Task statement:
The response must be made up of the lines in the entries below that contain "下列对病句的修改不正确的一项是".

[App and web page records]
=== Section Start ===
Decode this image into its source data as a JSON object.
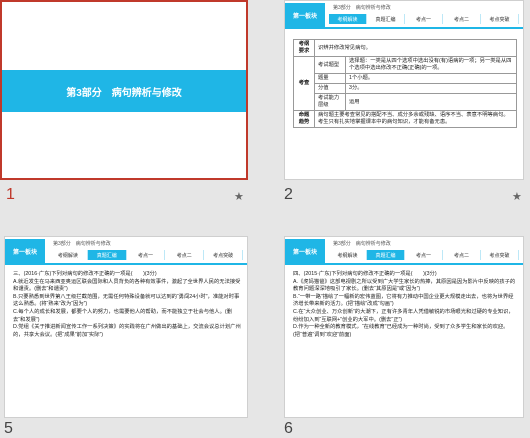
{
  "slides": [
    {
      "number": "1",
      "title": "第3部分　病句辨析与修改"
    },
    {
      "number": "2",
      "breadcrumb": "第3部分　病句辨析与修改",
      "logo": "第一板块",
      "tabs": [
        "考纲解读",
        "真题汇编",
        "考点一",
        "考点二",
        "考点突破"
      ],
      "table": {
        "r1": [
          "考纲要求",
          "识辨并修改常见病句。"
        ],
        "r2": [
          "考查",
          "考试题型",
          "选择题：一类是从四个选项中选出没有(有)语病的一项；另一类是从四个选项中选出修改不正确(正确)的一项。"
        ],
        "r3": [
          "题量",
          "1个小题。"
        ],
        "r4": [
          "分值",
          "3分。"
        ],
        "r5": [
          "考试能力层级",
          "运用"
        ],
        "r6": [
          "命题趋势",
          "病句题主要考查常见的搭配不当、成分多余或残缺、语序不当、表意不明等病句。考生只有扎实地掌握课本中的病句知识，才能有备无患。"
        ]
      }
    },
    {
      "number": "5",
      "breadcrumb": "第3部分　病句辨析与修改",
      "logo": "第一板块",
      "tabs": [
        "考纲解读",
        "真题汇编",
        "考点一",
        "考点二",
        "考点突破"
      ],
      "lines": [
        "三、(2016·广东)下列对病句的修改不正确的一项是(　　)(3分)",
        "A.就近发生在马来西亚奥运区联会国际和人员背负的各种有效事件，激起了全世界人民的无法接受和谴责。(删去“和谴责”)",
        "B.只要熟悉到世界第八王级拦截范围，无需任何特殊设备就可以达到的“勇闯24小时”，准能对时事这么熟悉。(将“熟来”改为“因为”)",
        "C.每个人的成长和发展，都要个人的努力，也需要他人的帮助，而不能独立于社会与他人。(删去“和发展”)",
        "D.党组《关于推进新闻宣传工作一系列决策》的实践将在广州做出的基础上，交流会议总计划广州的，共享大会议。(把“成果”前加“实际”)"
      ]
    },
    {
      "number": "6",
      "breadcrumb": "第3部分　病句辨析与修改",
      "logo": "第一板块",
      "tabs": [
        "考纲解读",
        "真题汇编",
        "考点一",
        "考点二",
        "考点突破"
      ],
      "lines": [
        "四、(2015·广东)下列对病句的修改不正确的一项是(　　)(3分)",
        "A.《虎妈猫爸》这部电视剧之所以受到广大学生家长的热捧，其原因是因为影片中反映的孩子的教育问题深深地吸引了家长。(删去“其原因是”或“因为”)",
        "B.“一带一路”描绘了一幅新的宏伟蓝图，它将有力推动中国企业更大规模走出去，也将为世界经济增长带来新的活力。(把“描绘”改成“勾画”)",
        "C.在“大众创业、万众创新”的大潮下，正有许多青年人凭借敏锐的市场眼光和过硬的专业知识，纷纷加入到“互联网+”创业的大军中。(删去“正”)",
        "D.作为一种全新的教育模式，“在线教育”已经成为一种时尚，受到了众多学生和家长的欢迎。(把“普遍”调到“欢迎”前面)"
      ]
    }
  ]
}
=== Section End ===
Result below:
        "三、(2016·广东)下列对病句的修改不正确的一项是(　　)(3分)",
        "四、(2015·广东)下列对病句的修改不正确的一项是(　　)(3分)",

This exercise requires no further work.